In a lecture that overlaps with the book, and which was reproduced on this site, Lexden writes that “the work done in partnership with Baldwin, and by Chamberlain alone after 1937, gave Britain some of the best welfare services in the world…he wanted his fellow countrymen to live in decent houses: some 3 million were built during his years in office. He wanted them to have access to good health services: progress was made towards a comprehensive national system. He wanted the elderly to have security: the contributory pensions system he introduced in 1925 laid the basis for it”.

Chamberlain was doing on a national scale what he had already done on Birmingham Council. “The new housing estates which he oversaw fostered community life through imaginative design, with plenty of open space for recreation. Integrated medical services, including specialist infant welfare centres, were brought within the reach of most working people.

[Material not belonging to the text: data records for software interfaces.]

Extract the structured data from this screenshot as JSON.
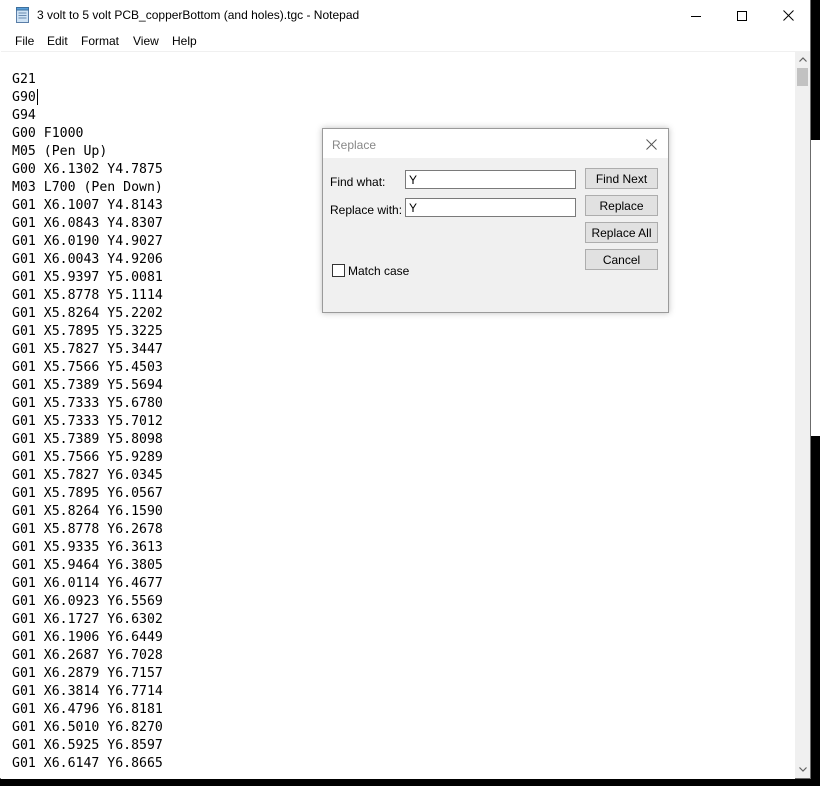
{
  "window": {
    "title": "3 volt to 5 volt PCB_copperBottom (and holes).tgc - Notepad",
    "icon": "notepad-icon",
    "controls": [
      "minimize-icon",
      "maximize-icon",
      "close-icon"
    ]
  },
  "menu": {
    "file": "File",
    "edit": "Edit",
    "format": "Format",
    "view": "View",
    "help": "Help"
  },
  "editor": {
    "lines": [
      "G21",
      "G90",
      "G94",
      "G00 F1000",
      "M05 (Pen Up)",
      "G00 X6.1302 Y4.7875",
      "M03 L700 (Pen Down)",
      "G01 X6.1007 Y4.8143",
      "G01 X6.0843 Y4.8307",
      "G01 X6.0190 Y4.9027",
      "G01 X6.0043 Y4.9206",
      "G01 X5.9397 Y5.0081",
      "G01 X5.8778 Y5.1114",
      "G01 X5.8264 Y5.2202",
      "G01 X5.7895 Y5.3225",
      "G01 X5.7827 Y5.3447",
      "G01 X5.7566 Y5.4503",
      "G01 X5.7389 Y5.5694",
      "G01 X5.7333 Y5.6780",
      "G01 X5.7333 Y5.7012",
      "G01 X5.7389 Y5.8098",
      "G01 X5.7566 Y5.9289",
      "G01 X5.7827 Y6.0345",
      "G01 X5.7895 Y6.0567",
      "G01 X5.8264 Y6.1590",
      "G01 X5.8778 Y6.2678",
      "G01 X5.9335 Y6.3613",
      "G01 X5.9464 Y6.3805",
      "G01 X6.0114 Y6.4677",
      "G01 X6.0923 Y6.5569",
      "G01 X6.1727 Y6.6302",
      "G01 X6.1906 Y6.6449",
      "G01 X6.2687 Y6.7028",
      "G01 X6.2879 Y6.7157",
      "G01 X6.3814 Y6.7714",
      "G01 X6.4796 Y6.8181",
      "G01 X6.5010 Y6.8270",
      "G01 X6.5925 Y6.8597",
      "G01 X6.6147 Y6.8665"
    ]
  },
  "replace_dialog": {
    "title": "Replace",
    "find_label": "Find what:",
    "find_value": "Y",
    "replace_label": "Replace with:",
    "replace_value": "Y",
    "find_next": "Find Next",
    "replace": "Replace",
    "replace_all": "Replace All",
    "cancel": "Cancel",
    "match_case": "Match case",
    "match_case_checked": false
  }
}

He created the first municipal savings bank and the first city symphony orchestra.”

In one of those parallel universes that this site likes to imagine from time to time, there is no Hitler, Germany settles down as a liberal democracy, there is no Second World War and Chamberlain is re-elected in 1940.  The Britain of the period may seem to us “inadequate, tawdry, unimaginative and cowardly,” as Lewis Baston once wrote on this site, “but as far as we can tell the majority of people liked it at the time”.

However, we don’t live in such a world, what happened happened, and Chamberlain is remembered otherwise.  He nonetheless has a place in our long gallery of Tory reformers.  If you want social change that works, he’s a better model to draw on than McDonnell – who can also be charged with the appeasement of this country’s enemies.